Retype the entries exactly, keeping every line intact.

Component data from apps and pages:
== Segment start ==
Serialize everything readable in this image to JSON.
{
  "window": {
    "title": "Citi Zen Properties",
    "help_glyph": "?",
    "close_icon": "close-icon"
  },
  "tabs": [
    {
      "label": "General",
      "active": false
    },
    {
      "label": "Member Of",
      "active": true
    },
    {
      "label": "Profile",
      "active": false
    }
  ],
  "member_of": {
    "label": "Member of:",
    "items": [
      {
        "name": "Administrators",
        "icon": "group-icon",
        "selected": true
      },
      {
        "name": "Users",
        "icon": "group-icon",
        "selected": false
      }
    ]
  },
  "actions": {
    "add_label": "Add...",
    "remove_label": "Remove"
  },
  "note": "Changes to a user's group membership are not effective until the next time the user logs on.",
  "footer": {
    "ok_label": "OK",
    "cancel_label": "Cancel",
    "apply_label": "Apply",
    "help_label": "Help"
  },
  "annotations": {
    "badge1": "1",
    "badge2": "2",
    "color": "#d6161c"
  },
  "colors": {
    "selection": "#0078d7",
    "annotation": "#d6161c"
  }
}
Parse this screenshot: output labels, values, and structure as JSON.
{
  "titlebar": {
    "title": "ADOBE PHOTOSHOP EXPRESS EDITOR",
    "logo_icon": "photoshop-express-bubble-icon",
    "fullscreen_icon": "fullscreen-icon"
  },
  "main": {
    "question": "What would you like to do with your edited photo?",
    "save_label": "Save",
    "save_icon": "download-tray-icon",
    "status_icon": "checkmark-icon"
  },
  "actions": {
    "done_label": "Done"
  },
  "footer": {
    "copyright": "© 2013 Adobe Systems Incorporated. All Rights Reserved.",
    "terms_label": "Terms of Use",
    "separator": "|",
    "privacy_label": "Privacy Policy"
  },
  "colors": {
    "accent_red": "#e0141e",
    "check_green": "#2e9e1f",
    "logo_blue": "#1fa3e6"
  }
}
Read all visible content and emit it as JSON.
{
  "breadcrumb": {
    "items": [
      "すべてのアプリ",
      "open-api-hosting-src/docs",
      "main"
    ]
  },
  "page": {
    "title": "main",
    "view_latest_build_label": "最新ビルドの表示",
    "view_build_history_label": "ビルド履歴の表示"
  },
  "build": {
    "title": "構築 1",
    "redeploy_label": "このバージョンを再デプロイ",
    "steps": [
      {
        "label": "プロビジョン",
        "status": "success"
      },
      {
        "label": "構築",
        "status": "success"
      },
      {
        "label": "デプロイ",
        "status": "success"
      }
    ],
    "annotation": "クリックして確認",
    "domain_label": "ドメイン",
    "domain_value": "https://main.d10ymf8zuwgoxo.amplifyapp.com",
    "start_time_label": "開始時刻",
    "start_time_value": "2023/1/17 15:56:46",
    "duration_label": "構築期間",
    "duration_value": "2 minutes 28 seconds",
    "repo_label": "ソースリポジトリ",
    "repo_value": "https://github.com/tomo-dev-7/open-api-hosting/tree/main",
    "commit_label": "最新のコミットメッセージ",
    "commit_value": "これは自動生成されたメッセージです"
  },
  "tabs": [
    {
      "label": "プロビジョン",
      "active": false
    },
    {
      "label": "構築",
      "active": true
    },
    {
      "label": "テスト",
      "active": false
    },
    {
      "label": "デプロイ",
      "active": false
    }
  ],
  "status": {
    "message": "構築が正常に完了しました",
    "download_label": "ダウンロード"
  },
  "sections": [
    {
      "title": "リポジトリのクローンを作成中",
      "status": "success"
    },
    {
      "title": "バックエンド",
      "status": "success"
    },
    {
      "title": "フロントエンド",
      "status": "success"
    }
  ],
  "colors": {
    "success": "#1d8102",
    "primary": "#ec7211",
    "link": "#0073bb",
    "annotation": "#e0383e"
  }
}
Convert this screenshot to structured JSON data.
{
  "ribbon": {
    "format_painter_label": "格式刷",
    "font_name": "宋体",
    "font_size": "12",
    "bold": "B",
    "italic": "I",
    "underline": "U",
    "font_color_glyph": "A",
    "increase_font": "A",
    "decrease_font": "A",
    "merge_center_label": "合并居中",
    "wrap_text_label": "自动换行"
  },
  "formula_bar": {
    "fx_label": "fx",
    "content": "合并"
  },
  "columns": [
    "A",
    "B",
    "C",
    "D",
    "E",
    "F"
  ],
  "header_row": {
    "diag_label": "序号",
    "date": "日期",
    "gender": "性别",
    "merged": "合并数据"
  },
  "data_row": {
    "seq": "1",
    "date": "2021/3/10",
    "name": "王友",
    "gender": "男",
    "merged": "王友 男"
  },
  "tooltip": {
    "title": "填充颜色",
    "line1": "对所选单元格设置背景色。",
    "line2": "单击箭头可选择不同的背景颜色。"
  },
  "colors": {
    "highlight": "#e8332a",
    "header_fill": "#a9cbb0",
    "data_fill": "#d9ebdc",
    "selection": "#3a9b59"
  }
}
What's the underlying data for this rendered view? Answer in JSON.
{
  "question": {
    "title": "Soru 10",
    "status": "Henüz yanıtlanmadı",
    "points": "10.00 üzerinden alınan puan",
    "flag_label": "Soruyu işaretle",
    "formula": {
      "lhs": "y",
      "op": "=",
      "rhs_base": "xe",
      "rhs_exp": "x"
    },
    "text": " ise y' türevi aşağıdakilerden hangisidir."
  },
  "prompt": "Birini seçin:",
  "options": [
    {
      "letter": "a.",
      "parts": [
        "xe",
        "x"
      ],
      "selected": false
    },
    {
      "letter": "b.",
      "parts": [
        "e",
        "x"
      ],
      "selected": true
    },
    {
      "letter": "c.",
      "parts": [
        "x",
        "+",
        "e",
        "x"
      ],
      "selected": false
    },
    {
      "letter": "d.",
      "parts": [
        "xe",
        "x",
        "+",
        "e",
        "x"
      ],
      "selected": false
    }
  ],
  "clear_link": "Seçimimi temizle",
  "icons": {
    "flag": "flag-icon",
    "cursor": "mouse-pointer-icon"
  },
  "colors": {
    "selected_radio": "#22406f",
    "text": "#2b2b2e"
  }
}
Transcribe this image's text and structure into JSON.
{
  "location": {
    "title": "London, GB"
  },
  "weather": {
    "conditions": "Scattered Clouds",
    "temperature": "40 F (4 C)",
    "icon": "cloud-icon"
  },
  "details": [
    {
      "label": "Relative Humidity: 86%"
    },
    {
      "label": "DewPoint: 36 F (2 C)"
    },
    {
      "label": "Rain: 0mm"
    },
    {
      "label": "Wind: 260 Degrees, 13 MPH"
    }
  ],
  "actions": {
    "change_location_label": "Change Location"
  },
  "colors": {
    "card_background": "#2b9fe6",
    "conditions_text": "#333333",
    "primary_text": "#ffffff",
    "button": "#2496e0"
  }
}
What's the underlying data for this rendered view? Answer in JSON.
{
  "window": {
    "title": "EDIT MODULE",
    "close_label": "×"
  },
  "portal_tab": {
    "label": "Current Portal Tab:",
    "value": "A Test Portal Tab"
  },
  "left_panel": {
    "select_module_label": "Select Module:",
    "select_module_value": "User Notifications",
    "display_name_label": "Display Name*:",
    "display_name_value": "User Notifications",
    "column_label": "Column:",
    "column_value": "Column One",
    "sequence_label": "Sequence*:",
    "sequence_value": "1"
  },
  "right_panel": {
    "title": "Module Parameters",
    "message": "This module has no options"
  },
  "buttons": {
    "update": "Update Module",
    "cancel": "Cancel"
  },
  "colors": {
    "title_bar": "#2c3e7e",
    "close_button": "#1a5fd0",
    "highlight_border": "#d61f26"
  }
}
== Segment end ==
**Written reply**
Serialize everything readable in this image to JSON.
{
  "window": {
    "title": "Citi Zen Properties",
    "help_glyph": "?",
    "close_icon": "close-icon"
  },
  "tabs": [
    {
      "label": "General",
      "active": false
    },
    {
      "label": "Member Of",
      "active": true
    },
    {
      "label": "Profile",
      "active": false
    }
  ],
  "member_of": {
    "label": "Member of:",
    "items": [
      {
        "name": "Administrators",
        "icon": "group-icon",
        "selected": true
      },
      {
        "name": "Users",
        "icon": "group-icon",
        "selected": false
      }
    ]
  },
  "actions": {
    "add_label": "Add...",
    "remove_label": "Remove"
  },
  "note": "Changes to a user's group membership are not effective until the next time the user logs on.",
  "footer": {
    "ok_label": "OK",
    "cancel_label": "Cancel",
    "apply_label": "Apply",
    "help_label": "Help"
  },
  "annotations": {
    "badge1": "1",
    "badge2": "2",
    "color": "#d6161c"
  },
  "colors": {
    "selection": "#0078d7",
    "annotation": "#d6161c"
  }
}
Parse this screenshot: output labels, values, and structure as JSON.
{
  "titlebar": {
    "title": "ADOBE PHOTOSHOP EXPRESS EDITOR",
    "logo_icon": "photoshop-express-bubble-icon",
    "fullscreen_icon": "fullscreen-icon"
  },
  "main": {
    "question": "What would you like to do with your edited photo?",
    "save_label": "Save",
    "save_icon": "download-tray-icon",
    "status_icon": "checkmark-icon"
  },
  "actions": {
    "done_label": "Done"
  },
  "footer": {
    "copyright": "© 2013 Adobe Systems Incorporated. All Rights Reserved.",
    "terms_label": "Terms of Use",
    "separator": "|",
    "privacy_label": "Privacy Policy"
  },
  "colors": {
    "accent_red": "#e0141e",
    "check_green": "#2e9e1f",
    "logo_blue": "#1fa3e6"
  }
}
Read all visible content and emit it as JSON.
{
  "breadcrumb": {
    "items": [
      "すべてのアプリ",
      "open-api-hosting-src/docs",
      "main"
    ]
  },
  "page": {
    "title": "main",
    "view_latest_build_label": "最新ビルドの表示",
    "view_build_history_label": "ビルド履歴の表示"
  },
  "build": {
    "title": "構築 1",
    "redeploy_label": "このバージョンを再デプロイ",
    "steps": [
      {
        "label": "プロビジョン",
        "status": "success"
      },
      {
        "label": "構築",
        "status": "success"
      },
      {
        "label": "デプロイ",
        "status": "success"
      }
    ],
    "annotation": "クリックして確認",
    "domain_label": "ドメイン",
    "domain_value": "https://main.d10ymf8zuwgoxo.amplifyapp.com",
    "start_time_label": "開始時刻",
    "start_time_value": "2023/1/17 15:56:46",
    "duration_label": "構築期間",
    "duration_value": "2 minutes 28 seconds",
    "repo_label": "ソースリポジトリ",
    "repo_value": "https://github.com/tomo-dev-7/open-api-hosting/tree/main",
    "commit_label": "最新のコミットメッセージ",
    "commit_value": "これは自動生成されたメッセージです"
  },
  "tabs": [
    {
      "label": "プロビジョン",
      "active": false
    },
    {
      "label": "構築",
      "active": true
    },
    {
      "label": "テスト",
      "active": false
    },
    {
      "label": "デプロイ",
      "active": false
    }
  ],
  "status": {
    "message": "構築が正常に完了しました",
    "download_label": "ダウンロード"
  },
  "sections": [
    {
      "title": "リポジトリのクローンを作成中",
      "status": "success"
    },
    {
      "title": "バックエンド",
      "status": "success"
    },
    {
      "title": "フロントエンド",
      "status": "success"
    }
  ],
  "colors": {
    "success": "#1d8102",
    "primary": "#ec7211",
    "link": "#0073bb",
    "annotation": "#e0383e"
  }
}
Convert this screenshot to structured JSON data.
{
  "ribbon": {
    "format_painter_label": "格式刷",
    "font_name": "宋体",
    "font_size": "12",
    "bold": "B",
    "italic": "I",
    "underline": "U",
    "font_color_glyph": "A",
    "increase_font": "A",
    "decrease_font": "A",
    "merge_center_label": "合并居中",
    "wrap_text_label": "自动换行"
  },
  "formula_bar": {
    "fx_label": "fx",
    "content": "合并"
  },
  "columns": [
    "A",
    "B",
    "C",
    "D",
    "E",
    "F"
  ],
  "header_row": {
    "diag_label": "序号",
    "date": "日期",
    "gender": "性别",
    "merged": "合并数据"
  },
  "data_row": {
    "seq": "1",
    "date": "2021/3/10",
    "name": "王友",
    "gender": "男",
    "merged": "王友 男"
  },
  "tooltip": {
    "title": "填充颜色",
    "line1": "对所选单元格设置背景色。",
    "line2": "单击箭头可选择不同的背景颜色。"
  },
  "colors": {
    "highlight": "#e8332a",
    "header_fill": "#a9cbb0",
    "data_fill": "#d9ebdc",
    "selection": "#3a9b59"
  }
}
What's the underlying data for this rendered view? Answer in JSON.
{
  "question": {
    "title": "Soru 10",
    "status": "Henüz yanıtlanmadı",
    "points": "10.00 üzerinden alınan puan",
    "flag_label": "Soruyu işaretle",
    "formula": {
      "lhs": "y",
      "op": "=",
      "rhs_base": "xe",
      "rhs_exp": "x"
    },
    "text": " ise y' türevi aşağıdakilerden hangisidir."
  },
  "prompt": "Birini seçin:",
  "options": [
    {
      "letter": "a.",
      "parts": [
        "xe",
        "x"
      ],
      "selected": false
    },
    {
      "letter": "b.",
      "parts": [
        "e",
        "x"
      ],
      "selected": true
    },
    {
      "letter": "c.",
      "parts": [
        "x",
        "+",
        "e",
        "x"
      ],
      "selected": false
    },
    {
      "letter": "d.",
      "parts": [
        "xe",
        "x",
        "+",
        "e",
        "x"
      ],
      "selected": false
    }
  ],
  "clear_link": "Seçimimi temizle",
  "icons": {
    "flag": "flag-icon",
    "cursor": "mouse-pointer-icon"
  },
  "colors": {
    "selected_radio": "#22406f",
    "text": "#2b2b2e"
  }
}
Transcribe this image's text and structure into JSON.
{
  "location": {
    "title": "London, GB"
  },
  "weather": {
    "conditions": "Scattered Clouds",
    "temperature": "40 F (4 C)",
    "icon": "cloud-icon"
  },
  "details": [
    {
      "label": "Relative Humidity: 86%"
    },
    {
      "label": "DewPoint: 36 F (2 C)"
    },
    {
      "label": "Rain: 0mm"
    },
    {
      "label": "Wind: 260 Degrees, 13 MPH"
    }
  ],
  "actions": {
    "change_location_label": "Change Location"
  },
  "colors": {
    "card_background": "#2b9fe6",
    "conditions_text": "#333333",
    "primary_text": "#ffffff",
    "button": "#2496e0"
  }
}
What's the underlying data for this rendered view? Answer in JSON.
{
  "window": {
    "title": "EDIT MODULE",
    "close_label": "×"
  },
  "portal_tab": {
    "label": "Current Portal Tab:",
    "value": "A Test Portal Tab"
  },
  "left_panel": {
    "select_module_label": "Select Module:",
    "select_module_value": "User Notifications",
    "display_name_label": "Display Name*:",
    "display_name_value": "User Notifications",
    "column_label": "Column:",
    "column_value": "Column One",
    "sequence_label": "Sequence*:",
    "sequence_value": "1"
  },
  "right_panel": {
    "title": "Module Parameters",
    "message": "This module has no options"
  },
  "buttons": {
    "update": "Update Module",
    "cancel": "Cancel"
  },
  "colors": {
    "title_bar": "#2c3e7e",
    "close_button": "#1a5fd0",
    "highlight_border": "#d61f26"
  }
}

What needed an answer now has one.